Mumbai-born author Salman Rushdie has has questioned Prime Minister Narendra Modi's "silence" and that of institutions like the Sahitya Akademi whom he has charged with permitting a new "degree of thuggish violence" in India.
He was speaking exclusively on NDTV's The Buck Stops Here from London, which will be telecast on NDTV on Tuesday night at 9 p.m.
Rushdie has also weighed in heavily on the side of the writers who have questioned the rising Hindutva wave of intolerance in the country and given up their Sahitya Akademi and other awards to make their voices heard.
Rushdie has questioned Prime Minister Narendra Modi's "silence" and that of institutions like the Sahitya Akademi is permitting a new "degree of thuggish violence" in India. He was speaking exclusively on NDTV's The Buck Stops Here from London which will be telecast on NDTV on Tuesday night at 9 p.m.
According to the report, Rushdie said, "There are attacks on ordinary liberties, the ordinary right of assembly, the ordinary right to organize an event in which people can talk about books and ideas freely and without hostility, that seems to be in real grave danger in India today."
Rushdie, who had an fatwa issued against him including a death threat for penning his book 'The Satanic Verses', banned in India by the Congress government headed by Rajiv Gandhi to appease the Muslim community, feels that something dangerous is emerging in India. Rushdie had to take up the pseudonym of Joseph Anton and go into hiding to survive the threat from Islamic fundamentalists.
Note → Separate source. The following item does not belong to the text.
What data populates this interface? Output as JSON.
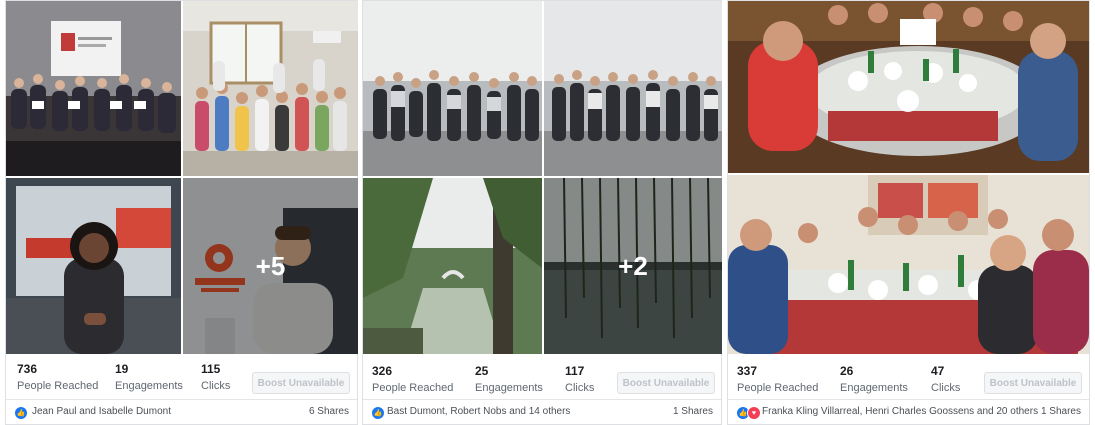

In his interview, he makes it clear that he is unwilling to take sides between the Congress and the BJP. "I am not a fan of any political party. I don't support either side of this argument. Obviously, when 'The Satanic Verses' was banned, it was banned by the Congress of Rajiv Gandhi and then, there was the episode of Jaipur which was the last time we had to talk like this by long distance. And of course, I am not any kind of fan of that. But I think what's crept into Indian life now is a degree of thuggish violence which is new. And it seems to be, I have to say, given permission by the silence of official bodies, by the silence of the Sahitya Akademi which is what so many of the writers are protesting about, by the silence of the Prime Minister's Office. Mr Modi is a very talkative gentleman, he has a lot to say on a lot of subjects and it would be very good to hear what he has to say about all this," NDTV reports.
Rushdie also condemned the smearing with black paint of BJP thinker Sudheendra Kulkarni, also a close aide of BJP leader and former Deputy Prime Minister L. K. Advani ,on Monday, 12 October, in Mumbai by alleged goons of the Shiv Sena who were protesting his being involved with the release of a book written by a Pakistani diplomat.
He also said that he stood in solidarity with writer Nayantara Sahgal and all other writers who had returned their Sahitya Akademi awards to protest the growing attacks on intellectural and other liberties and human rights.
"I made a tweet supporting Nayantara Sahgal and many of the other writers who have protested against these recent terrible events in India. And no sooner had I said it that 10,000 hateful tweets were aimed at me and are still going on. So it's something that unfortunately is happening in India too much right now," Rushdie said in his interview.
"I support Nayantara Sahgal and the many other writers protesting to the Sahitya Akademi. Alarming times for free expression in India," Rushdie tweeted.